Shabbat Shalom with a Heart Healthy Dose of Torah – Bamidbar
Bamidbar – in the wilderness. We start a new book of the Torah this week. In English, it’s referred to as the “Book of Numbers.” Numbers, because counting the census of military-age men happens several times throughout the book. In Hebrew, it’s “in the wilderness.” Hebrew texts are known by the first significant word in the text. While English understandings of the Torah focus one’s attention on the census, the concept of beginning this book “in the wilderness” seems to hold greater significance than just being the book’s first significant word.
You’ve heard it, “it’s a jungle out there.” It is a jungle; wild, dangerous, and scary. However secure we are in the moment, we know that the entire world can change in five minutes. Too often, we judge our success or failure on how much we can collect and the length of the list counting our accomplishments. A catastrophic illness, devastating accident or injury, business failure, or failed relationship stops the world on a dime. What was moments before “terra firma” now feels like quicksand. The clear path to long-term security becomes opaqued by clouds of pain, doubt, and insecurity. From the security of knowing what path to walk to success, one now hides from the destructive forces hunting their next prey; we gingerly walk through the trees that arose overnight to block our way and our view.
For Biblical Israel, throughout this book, the people traversed the mountains and desert to arrive at the Jordan River. They went from the exhilaration of freedom in a new homeland back into the slavery that shackles their souls and keeps them from celebrating life. Just on the other side lay the “Land of Milk and Honey – the Promised Land.” We will read that their faith lacked the strength to move forward. We will read that the only path out of the wilderness requires the death of the enslaved soul – the soul of one raised to believe that the world lacked decency, security, opportunity, or any evidence that hope and faith brought blessings.

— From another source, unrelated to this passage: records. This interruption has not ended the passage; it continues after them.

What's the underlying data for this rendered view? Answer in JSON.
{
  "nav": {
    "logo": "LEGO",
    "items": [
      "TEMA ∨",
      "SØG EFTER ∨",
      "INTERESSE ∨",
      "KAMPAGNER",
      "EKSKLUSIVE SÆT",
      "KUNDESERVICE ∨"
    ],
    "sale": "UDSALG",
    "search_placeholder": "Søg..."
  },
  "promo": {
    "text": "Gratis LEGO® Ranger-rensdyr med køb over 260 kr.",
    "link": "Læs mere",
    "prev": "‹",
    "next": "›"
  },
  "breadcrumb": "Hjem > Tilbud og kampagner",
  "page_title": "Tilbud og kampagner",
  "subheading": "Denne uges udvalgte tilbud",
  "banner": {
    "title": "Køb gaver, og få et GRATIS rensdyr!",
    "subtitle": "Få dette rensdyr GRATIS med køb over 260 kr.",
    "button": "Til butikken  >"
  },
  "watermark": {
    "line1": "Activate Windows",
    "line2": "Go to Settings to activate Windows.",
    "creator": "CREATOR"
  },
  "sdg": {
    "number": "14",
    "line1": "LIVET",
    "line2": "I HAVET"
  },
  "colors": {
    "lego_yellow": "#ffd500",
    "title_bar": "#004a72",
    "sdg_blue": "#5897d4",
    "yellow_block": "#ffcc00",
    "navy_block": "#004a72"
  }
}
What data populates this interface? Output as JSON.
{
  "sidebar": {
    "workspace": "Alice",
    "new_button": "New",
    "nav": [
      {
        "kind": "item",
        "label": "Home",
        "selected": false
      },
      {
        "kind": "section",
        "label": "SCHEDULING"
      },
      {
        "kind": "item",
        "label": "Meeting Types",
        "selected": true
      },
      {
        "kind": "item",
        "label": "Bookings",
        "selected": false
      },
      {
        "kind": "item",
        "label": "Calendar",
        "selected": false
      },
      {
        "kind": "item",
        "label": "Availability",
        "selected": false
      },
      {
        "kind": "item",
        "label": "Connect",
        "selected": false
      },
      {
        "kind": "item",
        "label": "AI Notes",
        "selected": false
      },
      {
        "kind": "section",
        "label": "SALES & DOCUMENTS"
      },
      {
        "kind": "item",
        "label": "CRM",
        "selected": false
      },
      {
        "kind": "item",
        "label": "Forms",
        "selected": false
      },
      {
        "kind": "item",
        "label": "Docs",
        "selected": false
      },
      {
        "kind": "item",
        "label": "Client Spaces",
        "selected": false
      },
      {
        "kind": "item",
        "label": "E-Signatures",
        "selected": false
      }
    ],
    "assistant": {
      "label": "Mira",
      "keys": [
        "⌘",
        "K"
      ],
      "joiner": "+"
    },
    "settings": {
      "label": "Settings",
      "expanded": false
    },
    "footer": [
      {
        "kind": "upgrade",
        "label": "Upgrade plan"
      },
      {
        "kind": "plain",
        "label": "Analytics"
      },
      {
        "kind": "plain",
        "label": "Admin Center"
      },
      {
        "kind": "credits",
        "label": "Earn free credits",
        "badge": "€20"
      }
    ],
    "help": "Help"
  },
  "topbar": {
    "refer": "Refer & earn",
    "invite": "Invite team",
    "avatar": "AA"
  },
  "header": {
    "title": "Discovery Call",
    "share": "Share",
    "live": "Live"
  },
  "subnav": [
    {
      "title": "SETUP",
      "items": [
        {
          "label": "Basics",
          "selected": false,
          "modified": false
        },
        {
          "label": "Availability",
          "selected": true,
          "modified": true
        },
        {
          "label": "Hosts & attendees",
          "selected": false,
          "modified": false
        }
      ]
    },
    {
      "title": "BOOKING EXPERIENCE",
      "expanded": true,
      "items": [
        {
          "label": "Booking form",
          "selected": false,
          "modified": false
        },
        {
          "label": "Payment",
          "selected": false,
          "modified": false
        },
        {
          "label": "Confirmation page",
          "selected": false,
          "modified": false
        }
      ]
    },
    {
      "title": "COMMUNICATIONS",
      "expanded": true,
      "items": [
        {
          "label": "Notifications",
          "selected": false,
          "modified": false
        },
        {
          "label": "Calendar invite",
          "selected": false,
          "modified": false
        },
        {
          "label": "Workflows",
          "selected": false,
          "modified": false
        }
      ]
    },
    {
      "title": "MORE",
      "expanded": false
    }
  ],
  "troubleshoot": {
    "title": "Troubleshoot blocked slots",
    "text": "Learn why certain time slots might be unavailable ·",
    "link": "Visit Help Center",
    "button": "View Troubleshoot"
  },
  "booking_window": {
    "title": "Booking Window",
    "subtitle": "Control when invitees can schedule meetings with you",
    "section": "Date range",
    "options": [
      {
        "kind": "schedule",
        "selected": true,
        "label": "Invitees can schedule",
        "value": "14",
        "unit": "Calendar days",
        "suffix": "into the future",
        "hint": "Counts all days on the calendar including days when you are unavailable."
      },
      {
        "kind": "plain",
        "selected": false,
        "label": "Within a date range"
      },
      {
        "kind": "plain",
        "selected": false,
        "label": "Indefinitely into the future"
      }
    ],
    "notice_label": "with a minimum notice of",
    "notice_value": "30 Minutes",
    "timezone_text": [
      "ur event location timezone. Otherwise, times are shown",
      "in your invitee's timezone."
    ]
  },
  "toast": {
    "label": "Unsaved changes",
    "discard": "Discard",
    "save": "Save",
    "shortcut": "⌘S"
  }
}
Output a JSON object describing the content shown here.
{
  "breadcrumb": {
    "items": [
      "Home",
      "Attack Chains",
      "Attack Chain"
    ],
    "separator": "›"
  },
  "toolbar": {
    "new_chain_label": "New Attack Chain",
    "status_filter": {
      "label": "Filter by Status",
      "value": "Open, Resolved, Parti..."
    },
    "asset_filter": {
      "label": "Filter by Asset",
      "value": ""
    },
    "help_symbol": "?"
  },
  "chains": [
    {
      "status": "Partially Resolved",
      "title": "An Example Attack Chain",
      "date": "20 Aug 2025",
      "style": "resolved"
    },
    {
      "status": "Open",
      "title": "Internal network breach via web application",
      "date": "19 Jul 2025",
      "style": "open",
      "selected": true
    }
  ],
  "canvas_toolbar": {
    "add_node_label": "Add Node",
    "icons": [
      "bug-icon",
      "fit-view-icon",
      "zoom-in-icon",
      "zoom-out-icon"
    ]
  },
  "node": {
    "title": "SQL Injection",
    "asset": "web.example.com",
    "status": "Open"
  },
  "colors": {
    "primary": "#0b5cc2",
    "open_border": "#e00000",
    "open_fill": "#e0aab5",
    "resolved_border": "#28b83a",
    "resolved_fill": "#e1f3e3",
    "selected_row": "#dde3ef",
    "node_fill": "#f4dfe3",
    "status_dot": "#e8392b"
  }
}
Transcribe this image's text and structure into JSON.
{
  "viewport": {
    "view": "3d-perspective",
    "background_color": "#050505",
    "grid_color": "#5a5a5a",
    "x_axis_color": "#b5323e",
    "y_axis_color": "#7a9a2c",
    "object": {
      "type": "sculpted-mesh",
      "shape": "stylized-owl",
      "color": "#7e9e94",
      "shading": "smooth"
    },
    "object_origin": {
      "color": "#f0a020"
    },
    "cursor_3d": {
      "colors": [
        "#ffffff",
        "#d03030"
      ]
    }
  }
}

The wilderness can also be the realm of opportunity. In the jungle, there may not be a set path out. In the wilderness, one has the chance to wander. Yes, it can be scary and dangerous, but the inability to rely on “what has been” forces the wanderer to examine one’s life and life priorities. In the wilderness, one must intentionally seek and appreciate life’s blessings that too many simply take for granted. Perhaps how we got there was excruciatingly painful, but from that moment forward, we have the choice of how to renew and restore – perhaps in new ways if which we would never have thought to explore. However painful was what happened, we choose the direction of our next steps. In the wilderness, one must carve his/her/their own path never before traveled. No one ever said it would be easy or without pain, but it indeed can culminate in blessing. That said, we cannot ignore that even embarking on new and exciting opportunities can be scary. We have no idea whether we can navigate the new path until we begin the journey.
Many of us face life transitions – some forced upon us, some by choice, and some – just because. Some of these changes are gut-wrenching, some exhilarating – and some are both simultaneously. As was the story of our Israelite ancestors and every people and culture experiencing slavery and oppression, even freedom leads us into the unknown – the wilderness. Whether we land there for the good or the painful, Torah informs our first steps into clearing a new path. “U’v’charta b’chayim – always choose life.”
I say to those sharing that they are dying of an illness that they are not. They are living with the disease, and death will happen when it does. Choose to live every moment that you can. To those embarking on a beautiful journey, I remind them not to get lost in the exuberance – pay attention to each step along the way. Choose to experience the value of living. I admonish those having suffered a significant loss or setback to remember that each breath is sacred. With each one we take, we can choose how we seek not to get lost in what happened. We decide how to regroup and celebrate forging a path towards all that can be. Choose to live and not to exist.
Torah’s story of our journey through the wilderness will demonstrate how we seize the opportunity for growth and blessing or yield to the temptation of giving up and the death of the spirit. Unqualifiedly, Torah will teach us to use the time in the wilderness, in all its chaos and uncertainty, to choose life. This truth is Torah’s very first taught lesson. God said, “Let there be light.” God pulled light from the chaos – the darkness – the untamed wilderness. The entirety of creation came from having faced the darkness only to emerge in light.
As I will be leaving this community and its email service, please let me know if you want to continue receiving these weekly commentaries. Write me at RabbiMarcKline@gmail.com. Thank you for the years of blessings thus far. I hope we get to continue to journey together.